The controversy over the Affordable Care Act was exacerbated this week by congressional action, political discussion and President Barack Obama's proposed changes in the system.
Friday's broadcast of Arizona Week covered the political, economic and system effects of the law.
Enrollment for health insurance marketplaces began Oct. 1, with glitches in the enrollment website, healthcare.gov, further driving the political wedge between supporters and opponents.
Obama announced this week that any health insurance plans not meeting federal requirements would be canceled in a year.
The decision led to 39 House Democrats - including U.S. Reps. Ron Barber and Kyrsten Sinema of Arizona - to vote for a Republican bill that would allow health insurance companies to sell individual coverage, even if it doesn't meet Obamacare standards.
The crossover voters may have been politically motivated, because of next year's mid-term congressional election, political communications specialist Kate Kenski said.
"There has been quiet a bit of a fallout ... for Obama, specifically," said Kenski, a University of Arizona professor. " ... While Obama doesn't have to run for re-election, many of the Democrats do. It could be that they looked at it and said, 'This isn't what I signed up for either.'"
What was meant to have been a historical piece of legislation for this era has not turned out as many expected, Kenski said.
However, there are those who hope the glitches will disappear, paving a smoother road for the act's future.
Gautam Gowrisankaran, a UA economist who specializes in health care economics, argued that the well-being Obamacare could bring people outweighs the issues its facing right now.
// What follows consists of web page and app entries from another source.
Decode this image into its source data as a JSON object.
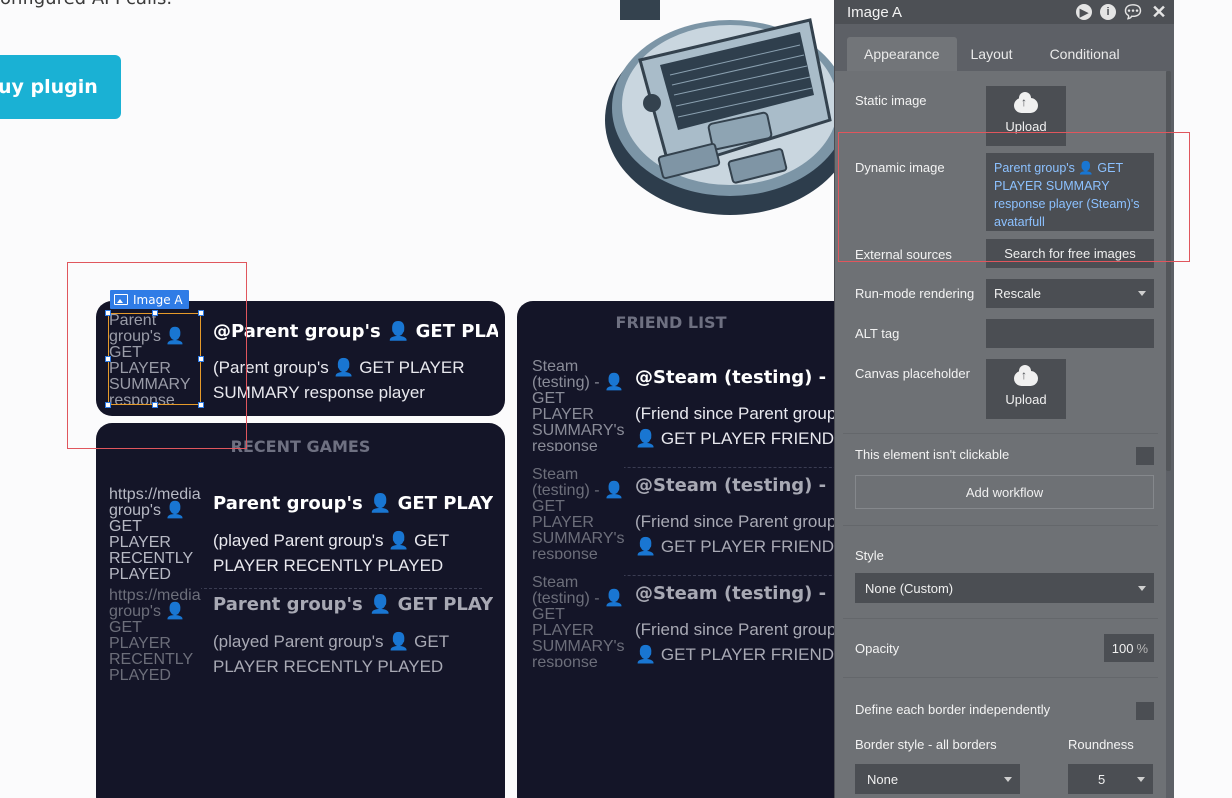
{
  "page": {
    "intro_text": "onfigured API calls.",
    "buy_button": "uy plugin"
  },
  "element_tag": {
    "label": "Image A"
  },
  "player_card": {
    "thumb_text": "Parent group's 👤 GET PLAYER SUMMARY response",
    "title": "@Parent group's 👤 GET PLAYER SUMMARY",
    "subtitle": "(Parent group's 👤 GET PLAYER SUMMARY response player"
  },
  "recent_games": {
    "title": "RECENT GAMES",
    "rows": [
      {
        "thumb_text": "https://media group's 👤 GET PLAYER RECENTLY PLAYED",
        "title": "Parent group's 👤 GET PLAYER RECENTLY PLAYED GAME",
        "subtitle": "(played Parent group's 👤 GET PLAYER RECENTLY PLAYED"
      },
      {
        "thumb_text": "https://media group's 👤 GET PLAYER RECENTLY PLAYED",
        "title": "Parent group's 👤 GET PLAYER RECENTLY PLAYED GAME",
        "subtitle": "(played Parent group's 👤 GET PLAYER RECENTLY PLAYED"
      }
    ]
  },
  "friend_list": {
    "title": "FRIEND LIST",
    "rows": [
      {
        "thumb_text": "Steam (testing) - 👤 GET PLAYER SUMMARY's response",
        "title": "@Steam (testing) - 👤 GET PLAYER SUMMARY",
        "subtitle": "(Friend since  Parent group's 👤 GET PLAYER FRIEND LIST friend"
      },
      {
        "thumb_text": "Steam (testing) - 👤 GET PLAYER SUMMARY's response",
        "title": "@Steam (testing) - 👤 GET PLAYER SUMMARY",
        "subtitle": "(Friend since  Parent group's 👤 GET PLAYER FRIEND LIST friend"
      },
      {
        "thumb_text": "Steam (testing) - 👤 GET PLAYER SUMMARY's response",
        "title": "@Steam (testing) - 👤 GET PLAYER SUMMARY",
        "subtitle": "(Friend since  Parent group's 👤 GET PLAYER FRIEND LIST friend"
      }
    ]
  },
  "panel": {
    "title": "Image A",
    "header_icons": [
      "play-icon",
      "info-icon",
      "comment-icon",
      "close-icon"
    ],
    "tabs": [
      "Appearance",
      "Layout",
      "Conditional"
    ],
    "active_tab": "Appearance",
    "static_image_label": "Static image",
    "upload_label": "Upload",
    "dynamic_image_label": "Dynamic image",
    "dynamic_image_value": "Parent group's 👤 GET PLAYER SUMMARY response player (Steam)'s avatarfull",
    "external_sources_label": "External sources",
    "search_images_button": "Search for free images",
    "run_mode_label": "Run-mode rendering",
    "run_mode_value": "Rescale",
    "alt_tag_label": "ALT tag",
    "alt_tag_value": "",
    "canvas_placeholder_label": "Canvas placeholder",
    "not_clickable_label": "This element isn't clickable",
    "add_workflow_button": "Add workflow",
    "style_label": "Style",
    "style_value": "None (Custom)",
    "opacity_label": "Opacity",
    "opacity_value": "100",
    "opacity_unit": "%",
    "border_independent_label": "Define each border independently",
    "border_style_label": "Border style - all borders",
    "border_style_value": "None",
    "roundness_label": "Roundness",
    "roundness_value": "5"
  },
  "colors": {
    "card_bg": "#141528",
    "accent_button": "#1ab1d4",
    "selection_blue": "#2f7ce6",
    "highlight_red": "#e0565d",
    "panel_bg": "#6e7175",
    "link_blue": "#8cc1ff"
  }
}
While he agreed the law needs tweaking - "just like all laws in this country" - when the benefits kick in, all of the "short-term challenges" will be forgotten.
"What we want in health care is the options to buy a good quality health insurance that is understandable ... covers the things that need to be covered at good prices," Gowrisankaran said. "So, I think, in that way (the act) is going to be a success."
He said the strong point of the law is that it saves consumers, who are trying to shop for insurance, from having to read mounds of documents to understand exactly what their coverage provides and how much is going to cost them. But, most importantly, it promotes the country's "moral obligation to provide health care to citizens."
In Tucson, many still have a positive outlook on the act, said Luis Elias, a navigator at St. Elizabeth's of Hungary Clinic, and Julia Strange, the vice president of community benefit at Tucson Medical Center.
"Almost universally, people have been interested," Strange said. "They have questions...concerns about the website. But, overall, they are enthusiastic about the opportunity to finally have insurance...sometimes after a year or two years (of not being covered)...or sometimes after their whole life. This is the opportunity to get them the insurance that will provide them with some coverage."
Despite having encountered problems with healthcare.gov, Elias said this did not prevent him from helping people apply for coverage. After a few failed attempts at navigating the website, he and his colleagues at the clinic decided to start helping patients fill out paper applications.
He, too, is hopeful and patiently waiting for things to run smoothly.
"... we are waiting to see what happens with the website, and hopefully come the end of November (as the U.S. Department of Health and Human Services said), it will be...navigable to use," he said. "And if not, we can wait and see what happens."